A passage from the novel “The Awakening” by Kate Chopin, “I shall have a grand dinner before I leave the old house!” (Page 108, Chopin) This passage from the text emphasizes the idea of independence because Edna Pontellier separated from her husband and was able to provide for herself. Consequently, Edna Pontellier
This shows a balance between gender roles, as well as the embracing progressive changes within culture and society. In the story “The Story of an Hour,” by Kate Chopin, a third-person omniscient narrator, relates how Mrs. Louise Mallard, the protagonist, experiences the euphoria of freedom rather than the grief of loneliness after hearing about her husband’s death. Later, when Mrs. Mallard discovers that her husband, Mr. Brently Mallard, still lives, she realizes that all her aspiration for freedom has gone. The shock and disappointment kills Mrs. Mallard. Kate Chopin reveals how language, institutions, and expected behavior restrain the natural desires and aspirations of women in patriarchal societies.
Chopin writes this change as a powerful realization that Mrs. Mallard cannot help but accept. Now she is no longer pitiful and heartbroken but joyful and excited for a life free of her husband’s dominant presence. The story says for the first time in her life, Mrs. Mallard prays for a long life. Gary Mayer describes Mrs. Mallard’s new situation by writing: "Louise's joy, it may be argued, is her thought of being single, not the realization that her husband is alive"(Mayer 95). When this change occurs, Chopin expresses Louise Mallard’s new found freedom by finally using her first name rather than her surname as she writes, “Louise, open the door!”(Chopin 237).
The wife from “Conjoined” describes how her marriage has become a force unity, “Joined at the chest by skin and muscle, doomed/ To live, even make love, together for sixty years”(Minty 227). She feels as though the marriage legally unifies her husband and herself, but she sees both of them as two seperate people, indicating a loss of unity between one another. In “Answers,” the Alexis’s action towards her husband 's response shows readers the current state of their unity, “ I said, ‘We should stay together… and maybe our relationship could be better- but I have a feeling that this is about as good a marriage as two people can have, living under that same roof’...My wife didn’t answer me like I thought she should’ve. She didn’t respond”(Singleton 109). The action of not responding to him, was a clear understanding that she feels more separate than unified with Ronnie, and that living under that same roof was not going to be enough to hold their marriage together.

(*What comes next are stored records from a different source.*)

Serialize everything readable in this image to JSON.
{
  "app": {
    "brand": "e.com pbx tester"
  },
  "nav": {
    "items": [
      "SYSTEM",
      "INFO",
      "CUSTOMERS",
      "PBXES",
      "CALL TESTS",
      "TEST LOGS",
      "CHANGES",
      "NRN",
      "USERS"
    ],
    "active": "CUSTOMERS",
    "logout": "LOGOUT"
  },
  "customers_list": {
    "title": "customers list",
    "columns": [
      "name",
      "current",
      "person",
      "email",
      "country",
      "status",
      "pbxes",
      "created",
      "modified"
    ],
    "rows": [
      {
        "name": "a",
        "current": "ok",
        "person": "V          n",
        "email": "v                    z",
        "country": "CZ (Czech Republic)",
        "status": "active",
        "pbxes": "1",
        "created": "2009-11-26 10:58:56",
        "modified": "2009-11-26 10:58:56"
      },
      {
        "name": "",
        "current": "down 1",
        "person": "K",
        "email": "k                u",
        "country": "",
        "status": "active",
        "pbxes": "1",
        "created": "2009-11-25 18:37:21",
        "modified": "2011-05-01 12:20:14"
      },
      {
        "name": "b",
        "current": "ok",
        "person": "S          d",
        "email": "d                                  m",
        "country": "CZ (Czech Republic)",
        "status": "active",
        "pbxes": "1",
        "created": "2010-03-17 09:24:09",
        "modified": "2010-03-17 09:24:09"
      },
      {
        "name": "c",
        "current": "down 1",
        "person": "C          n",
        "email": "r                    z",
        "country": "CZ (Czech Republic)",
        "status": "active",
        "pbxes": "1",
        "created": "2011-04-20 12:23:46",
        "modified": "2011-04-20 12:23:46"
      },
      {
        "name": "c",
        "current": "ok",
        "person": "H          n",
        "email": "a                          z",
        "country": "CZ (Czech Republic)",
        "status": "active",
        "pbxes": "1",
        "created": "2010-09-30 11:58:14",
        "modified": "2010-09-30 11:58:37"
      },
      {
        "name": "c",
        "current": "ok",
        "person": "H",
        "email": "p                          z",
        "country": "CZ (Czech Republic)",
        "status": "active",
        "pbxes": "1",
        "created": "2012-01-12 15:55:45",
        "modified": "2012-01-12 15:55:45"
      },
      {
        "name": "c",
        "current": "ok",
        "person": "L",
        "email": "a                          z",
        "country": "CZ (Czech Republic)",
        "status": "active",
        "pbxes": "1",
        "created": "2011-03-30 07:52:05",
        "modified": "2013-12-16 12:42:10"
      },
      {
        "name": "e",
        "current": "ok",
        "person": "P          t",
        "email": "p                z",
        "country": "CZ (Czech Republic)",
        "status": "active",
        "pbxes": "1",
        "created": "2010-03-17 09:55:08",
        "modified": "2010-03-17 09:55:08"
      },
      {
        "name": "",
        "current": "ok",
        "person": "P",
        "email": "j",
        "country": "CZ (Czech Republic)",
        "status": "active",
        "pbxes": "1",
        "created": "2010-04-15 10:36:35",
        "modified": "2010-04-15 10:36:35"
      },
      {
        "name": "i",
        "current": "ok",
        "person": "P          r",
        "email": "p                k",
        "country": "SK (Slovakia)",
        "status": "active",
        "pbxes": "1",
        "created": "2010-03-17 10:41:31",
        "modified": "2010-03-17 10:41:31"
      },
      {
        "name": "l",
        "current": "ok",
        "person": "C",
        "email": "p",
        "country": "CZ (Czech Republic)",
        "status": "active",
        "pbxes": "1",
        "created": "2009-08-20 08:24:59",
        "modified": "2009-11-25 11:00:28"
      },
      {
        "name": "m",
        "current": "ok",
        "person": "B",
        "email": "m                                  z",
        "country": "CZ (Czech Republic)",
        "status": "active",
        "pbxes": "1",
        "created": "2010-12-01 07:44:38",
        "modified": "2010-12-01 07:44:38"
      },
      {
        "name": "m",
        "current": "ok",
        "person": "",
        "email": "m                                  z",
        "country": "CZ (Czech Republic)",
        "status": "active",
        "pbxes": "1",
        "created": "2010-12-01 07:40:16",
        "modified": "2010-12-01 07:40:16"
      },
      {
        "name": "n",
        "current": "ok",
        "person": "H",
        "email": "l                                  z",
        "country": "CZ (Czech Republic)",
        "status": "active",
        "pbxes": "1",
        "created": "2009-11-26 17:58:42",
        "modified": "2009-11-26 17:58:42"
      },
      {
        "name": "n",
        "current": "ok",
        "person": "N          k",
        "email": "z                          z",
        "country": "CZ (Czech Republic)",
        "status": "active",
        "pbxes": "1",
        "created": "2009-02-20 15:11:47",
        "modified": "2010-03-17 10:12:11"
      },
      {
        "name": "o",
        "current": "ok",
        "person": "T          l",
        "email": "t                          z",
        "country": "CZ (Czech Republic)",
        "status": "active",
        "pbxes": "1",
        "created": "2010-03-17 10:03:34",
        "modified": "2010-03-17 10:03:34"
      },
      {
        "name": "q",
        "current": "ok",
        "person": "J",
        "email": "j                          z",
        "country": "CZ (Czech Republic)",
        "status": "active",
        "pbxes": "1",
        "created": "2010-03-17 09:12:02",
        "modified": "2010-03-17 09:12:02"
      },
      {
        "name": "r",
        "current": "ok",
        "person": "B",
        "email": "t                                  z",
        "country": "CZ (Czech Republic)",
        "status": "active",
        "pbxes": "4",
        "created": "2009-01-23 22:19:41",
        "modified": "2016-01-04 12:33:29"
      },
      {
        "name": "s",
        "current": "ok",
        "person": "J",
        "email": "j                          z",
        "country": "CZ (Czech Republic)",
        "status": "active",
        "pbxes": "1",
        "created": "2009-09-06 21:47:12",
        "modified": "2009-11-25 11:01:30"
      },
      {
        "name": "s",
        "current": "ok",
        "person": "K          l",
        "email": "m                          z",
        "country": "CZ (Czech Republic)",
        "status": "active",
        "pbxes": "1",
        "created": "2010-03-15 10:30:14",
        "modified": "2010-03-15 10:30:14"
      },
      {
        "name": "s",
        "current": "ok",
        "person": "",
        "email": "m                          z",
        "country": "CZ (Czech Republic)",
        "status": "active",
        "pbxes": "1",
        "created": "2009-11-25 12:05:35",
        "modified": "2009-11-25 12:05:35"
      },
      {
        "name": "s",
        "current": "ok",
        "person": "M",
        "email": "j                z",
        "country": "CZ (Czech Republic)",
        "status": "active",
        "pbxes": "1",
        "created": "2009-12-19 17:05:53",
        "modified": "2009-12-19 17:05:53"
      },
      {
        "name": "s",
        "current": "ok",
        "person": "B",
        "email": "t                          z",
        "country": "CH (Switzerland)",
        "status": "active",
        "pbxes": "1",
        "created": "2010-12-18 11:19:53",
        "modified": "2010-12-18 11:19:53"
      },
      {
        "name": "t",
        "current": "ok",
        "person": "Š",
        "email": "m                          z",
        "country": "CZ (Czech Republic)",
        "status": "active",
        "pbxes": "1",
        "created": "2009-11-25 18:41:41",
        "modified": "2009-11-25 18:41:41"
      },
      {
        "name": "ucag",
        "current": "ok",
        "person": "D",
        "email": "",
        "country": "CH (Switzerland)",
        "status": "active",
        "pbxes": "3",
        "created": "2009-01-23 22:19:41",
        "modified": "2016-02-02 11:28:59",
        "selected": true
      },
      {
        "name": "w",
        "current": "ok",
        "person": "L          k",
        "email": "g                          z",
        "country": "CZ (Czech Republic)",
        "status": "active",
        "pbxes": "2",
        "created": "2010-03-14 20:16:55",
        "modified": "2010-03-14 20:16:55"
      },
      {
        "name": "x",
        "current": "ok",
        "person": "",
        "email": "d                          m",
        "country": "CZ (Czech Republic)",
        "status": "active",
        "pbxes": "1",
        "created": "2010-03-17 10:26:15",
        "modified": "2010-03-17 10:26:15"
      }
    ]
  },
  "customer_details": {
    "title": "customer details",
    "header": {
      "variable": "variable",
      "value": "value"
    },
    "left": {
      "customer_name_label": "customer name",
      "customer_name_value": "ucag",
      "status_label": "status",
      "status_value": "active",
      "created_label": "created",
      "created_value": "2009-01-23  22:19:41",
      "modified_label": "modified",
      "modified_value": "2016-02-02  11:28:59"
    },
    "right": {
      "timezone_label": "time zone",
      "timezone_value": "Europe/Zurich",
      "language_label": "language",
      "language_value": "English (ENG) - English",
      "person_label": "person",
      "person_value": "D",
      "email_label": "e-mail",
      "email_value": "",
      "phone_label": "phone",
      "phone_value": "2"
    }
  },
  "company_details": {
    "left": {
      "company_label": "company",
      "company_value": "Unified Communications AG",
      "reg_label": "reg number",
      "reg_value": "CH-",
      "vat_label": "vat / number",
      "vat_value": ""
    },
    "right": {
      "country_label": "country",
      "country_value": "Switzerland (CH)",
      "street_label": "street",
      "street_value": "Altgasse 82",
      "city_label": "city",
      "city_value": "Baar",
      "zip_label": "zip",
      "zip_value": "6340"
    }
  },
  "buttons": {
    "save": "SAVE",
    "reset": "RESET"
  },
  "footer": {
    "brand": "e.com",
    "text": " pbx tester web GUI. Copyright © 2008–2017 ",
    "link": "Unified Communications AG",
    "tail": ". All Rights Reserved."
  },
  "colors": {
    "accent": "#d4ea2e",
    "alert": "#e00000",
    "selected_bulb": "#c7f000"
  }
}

It was easy. No acting was necessary,” (3). This quote reveals how dynamic a character Mary is by showing how she has shifted through emotions of love and that although Mary anticipated pretending to mourn the loss of her husband, when she saw her dead husband (for the second time) she did not have to pretend in that moment. As the story, “Lamb to the slaughter”, unfolded, Mrs. Maloney is seen as a dynamic character because of how Dahl characterized the change in her feelings and her actions. These changes in feelings and actions are demonstrated when Dahl indirectly and directly characterizes Mary as a loving and doting housewife who is content to please Patrick and share time with him in the beginning of the story.
He no longer continued his relationship with Abigail, who privately terminated his sins. He is the most honest man to regret breaking his marriage vows. "Proctor: She only thought to save my name!" (pg.). John Proctor Despite his moral exclusion, he did love his wife and family very much.

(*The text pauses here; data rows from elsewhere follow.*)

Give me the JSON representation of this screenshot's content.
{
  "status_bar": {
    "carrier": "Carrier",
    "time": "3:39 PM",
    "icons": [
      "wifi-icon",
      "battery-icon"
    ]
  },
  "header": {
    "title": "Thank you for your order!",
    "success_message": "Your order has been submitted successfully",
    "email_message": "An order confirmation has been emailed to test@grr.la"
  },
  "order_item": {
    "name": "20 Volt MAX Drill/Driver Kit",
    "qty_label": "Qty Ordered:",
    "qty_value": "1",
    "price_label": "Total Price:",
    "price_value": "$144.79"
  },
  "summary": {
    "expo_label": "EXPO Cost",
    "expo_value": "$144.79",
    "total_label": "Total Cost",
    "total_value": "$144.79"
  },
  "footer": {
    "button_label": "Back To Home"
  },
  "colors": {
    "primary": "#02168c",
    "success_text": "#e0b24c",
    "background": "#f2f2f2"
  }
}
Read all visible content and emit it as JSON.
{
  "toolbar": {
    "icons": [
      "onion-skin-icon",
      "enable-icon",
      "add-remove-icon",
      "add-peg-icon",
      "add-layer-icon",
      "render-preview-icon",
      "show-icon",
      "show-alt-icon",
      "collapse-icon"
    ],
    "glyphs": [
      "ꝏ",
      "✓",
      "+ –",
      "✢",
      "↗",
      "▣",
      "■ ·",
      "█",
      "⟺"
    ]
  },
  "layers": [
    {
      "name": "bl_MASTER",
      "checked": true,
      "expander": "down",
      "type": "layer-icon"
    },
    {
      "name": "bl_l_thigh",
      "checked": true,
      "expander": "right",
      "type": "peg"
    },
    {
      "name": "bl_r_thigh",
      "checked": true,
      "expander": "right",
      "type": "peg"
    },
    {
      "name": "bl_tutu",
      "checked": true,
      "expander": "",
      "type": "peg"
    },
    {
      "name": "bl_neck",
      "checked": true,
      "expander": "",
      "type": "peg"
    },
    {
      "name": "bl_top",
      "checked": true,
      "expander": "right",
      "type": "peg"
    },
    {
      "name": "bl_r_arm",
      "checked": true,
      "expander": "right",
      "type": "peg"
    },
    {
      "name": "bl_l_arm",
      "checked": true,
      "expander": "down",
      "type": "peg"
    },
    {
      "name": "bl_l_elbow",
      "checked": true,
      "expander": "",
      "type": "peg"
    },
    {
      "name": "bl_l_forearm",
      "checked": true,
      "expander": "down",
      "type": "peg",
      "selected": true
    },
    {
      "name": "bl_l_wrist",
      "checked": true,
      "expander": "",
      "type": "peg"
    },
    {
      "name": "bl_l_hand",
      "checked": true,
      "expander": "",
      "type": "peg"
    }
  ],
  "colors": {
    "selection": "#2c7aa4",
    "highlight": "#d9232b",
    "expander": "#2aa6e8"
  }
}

. .long day which knows no night” (3). This comparison portrays death in a warmer light, as if John was embarking on an endless respite instead of ceasing to exist. Again revealing to a previously ignorant audience the rewards of selfless acts, her words could possibly intimate that through his self sacrifice, she
Calixta is ambitious and attempts to gain her momentary freedom by her own actions, where as Louise Mallard obtains her short-lived freedom only by accident, when she learns of her husband’s death. The consequences for the characters differ also. Louise Mallard is so disappointed that her husband is alive and that she will not obtain the freedom she has been longing for that she dies from a heart attack. In contrast, the only consequences for Calixta, being as she didn’t get caught is the guilt for her actions that lives in her conscious. The taste of freedom is short lived by both women.

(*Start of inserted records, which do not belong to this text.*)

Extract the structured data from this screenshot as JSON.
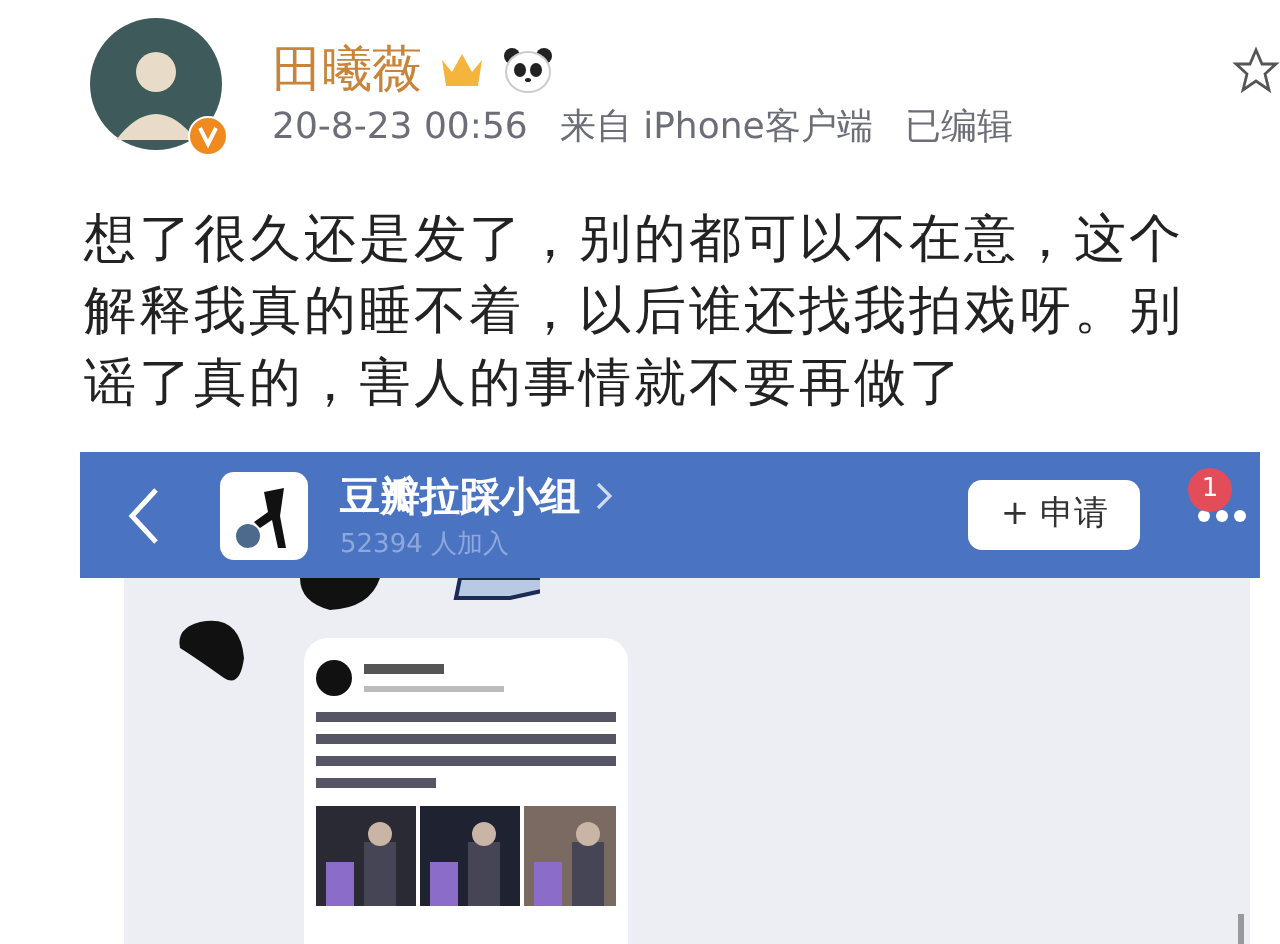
{
  "post": {
    "author": "田曦薇",
    "verified": true,
    "timestamp": "20-8-23 00:56",
    "source": "来自 iPhone客户端",
    "edited": "已编辑",
    "text_lines": [
      "想了很久还是发了，别的都可以不在意，这个",
      "解释我真的睡不着，以后谁还找我拍戏呀。别",
      "谣了真的，害人的事情就不要再做了"
    ]
  },
  "group_header": {
    "title": "豆瓣拉踩小组",
    "members": "52394 人加入",
    "join_button": "+ 申请",
    "notification_count": "1"
  }
}
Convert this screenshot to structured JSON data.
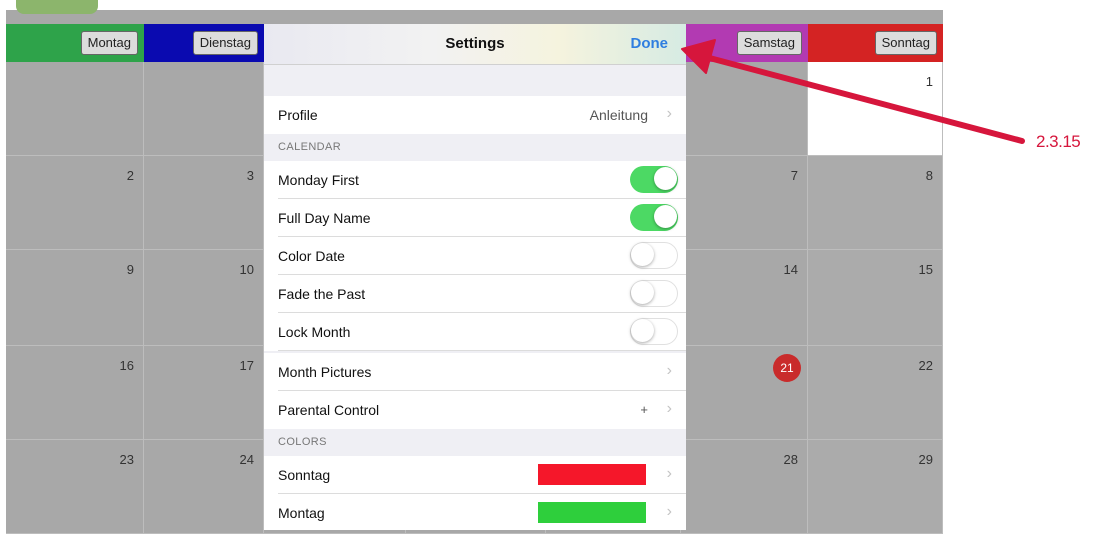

She marries him because she is independent and the two can now be equals - Jane “is [her] husband’s life as fully as he is [hers]” (volume 3 page 281) and they both complete one another. She had left Thornfield with her heart bleeding because she knew that marrying Rochester, while still trying to discover herself, would imprison her forever. Though now she is pieced together and her love completes her as a
After leaving Logan and marrying Joe, she was very happy and seemed to be in love but soon after becomes a “trophy wife” and was just going through the motions of marriage. “No matter what Jody did, she said nothing. She had learned how to talk some and leave some… She got nothing from Jody except what money could buy, and she was giving away what she didn’t value”(Huston, 76). At this point Janie had fully accepted the fact that she wasn’t going to have love in her marriage, and didn’t really care. At this point Janie’s character starts to develope into a more independent woman who cared less about what he husband wanted and more about what she wanted.